## Recorded information:
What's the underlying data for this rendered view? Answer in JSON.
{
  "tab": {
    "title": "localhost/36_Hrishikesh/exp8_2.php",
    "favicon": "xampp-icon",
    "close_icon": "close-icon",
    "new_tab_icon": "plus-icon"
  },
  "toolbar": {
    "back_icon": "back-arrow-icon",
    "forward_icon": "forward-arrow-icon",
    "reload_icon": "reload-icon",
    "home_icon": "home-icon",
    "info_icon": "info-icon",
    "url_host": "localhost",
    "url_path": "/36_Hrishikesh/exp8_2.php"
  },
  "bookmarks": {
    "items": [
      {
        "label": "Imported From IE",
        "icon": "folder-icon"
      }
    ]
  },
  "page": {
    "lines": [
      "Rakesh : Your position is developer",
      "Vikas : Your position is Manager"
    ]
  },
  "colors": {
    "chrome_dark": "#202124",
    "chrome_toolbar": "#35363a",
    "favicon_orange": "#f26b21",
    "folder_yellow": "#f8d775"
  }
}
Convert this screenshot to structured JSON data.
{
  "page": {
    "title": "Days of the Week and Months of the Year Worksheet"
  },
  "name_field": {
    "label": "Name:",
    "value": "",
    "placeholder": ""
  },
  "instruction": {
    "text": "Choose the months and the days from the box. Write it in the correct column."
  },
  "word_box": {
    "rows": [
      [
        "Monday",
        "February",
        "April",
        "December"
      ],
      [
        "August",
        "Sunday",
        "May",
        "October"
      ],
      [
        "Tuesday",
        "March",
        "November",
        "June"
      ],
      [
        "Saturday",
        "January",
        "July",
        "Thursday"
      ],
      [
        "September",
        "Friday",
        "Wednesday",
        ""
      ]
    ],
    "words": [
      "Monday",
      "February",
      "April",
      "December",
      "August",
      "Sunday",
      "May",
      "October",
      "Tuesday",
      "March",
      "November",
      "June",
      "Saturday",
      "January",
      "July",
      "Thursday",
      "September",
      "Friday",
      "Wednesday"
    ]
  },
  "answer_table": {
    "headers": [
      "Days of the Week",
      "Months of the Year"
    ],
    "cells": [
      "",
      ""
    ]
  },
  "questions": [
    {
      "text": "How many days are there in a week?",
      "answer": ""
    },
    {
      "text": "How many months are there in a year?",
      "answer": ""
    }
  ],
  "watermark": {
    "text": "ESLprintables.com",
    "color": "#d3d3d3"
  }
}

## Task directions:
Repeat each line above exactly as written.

## Result of this exercise:
What's the underlying data for this rendered view? Answer in JSON.
{
  "tab": {
    "title": "localhost/36_Hrishikesh/exp8_2.php",
    "favicon": "xampp-icon",
    "close_icon": "close-icon",
    "new_tab_icon": "plus-icon"
  },
  "toolbar": {
    "back_icon": "back-arrow-icon",
    "forward_icon": "forward-arrow-icon",
    "reload_icon": "reload-icon",
    "home_icon": "home-icon",
    "info_icon": "info-icon",
    "url_host": "localhost",
    "url_path": "/36_Hrishikesh/exp8_2.php"
  },
  "bookmarks": {
    "items": [
      {
        "label": "Imported From IE",
        "icon": "folder-icon"
      }
    ]
  },
  "page": {
    "lines": [
      "Rakesh : Your position is developer",
      "Vikas : Your position is Manager"
    ]
  },
  "colors": {
    "chrome_dark": "#202124",
    "chrome_toolbar": "#35363a",
    "favicon_orange": "#f26b21",
    "folder_yellow": "#f8d775"
  }
}
Convert this screenshot to structured JSON data.
{
  "page": {
    "title": "Days of the Week and Months of the Year Worksheet"
  },
  "name_field": {
    "label": "Name:",
    "value": "",
    "placeholder": ""
  },
  "instruction": {
    "text": "Choose the months and the days from the box. Write it in the correct column."
  },
  "word_box": {
    "rows": [
      [
        "Monday",
        "February",
        "April",
        "December"
      ],
      [
        "August",
        "Sunday",
        "May",
        "October"
      ],
      [
        "Tuesday",
        "March",
        "November",
        "June"
      ],
      [
        "Saturday",
        "January",
        "July",
        "Thursday"
      ],
      [
        "September",
        "Friday",
        "Wednesday",
        ""
      ]
    ],
    "words": [
      "Monday",
      "February",
      "April",
      "December",
      "August",
      "Sunday",
      "May",
      "October",
      "Tuesday",
      "March",
      "November",
      "June",
      "Saturday",
      "January",
      "July",
      "Thursday",
      "September",
      "Friday",
      "Wednesday"
    ]
  },
  "answer_table": {
    "headers": [
      "Days of the Week",
      "Months of the Year"
    ],
    "cells": [
      "",
      ""
    ]
  },
  "questions": [
    {
      "text": "How many days are there in a week?",
      "answer": ""
    },
    {
      "text": "How many months are there in a year?",
      "answer": ""
    }
  ],
  "watermark": {
    "text": "ESLprintables.com",
    "color": "#d3d3d3"
  }
}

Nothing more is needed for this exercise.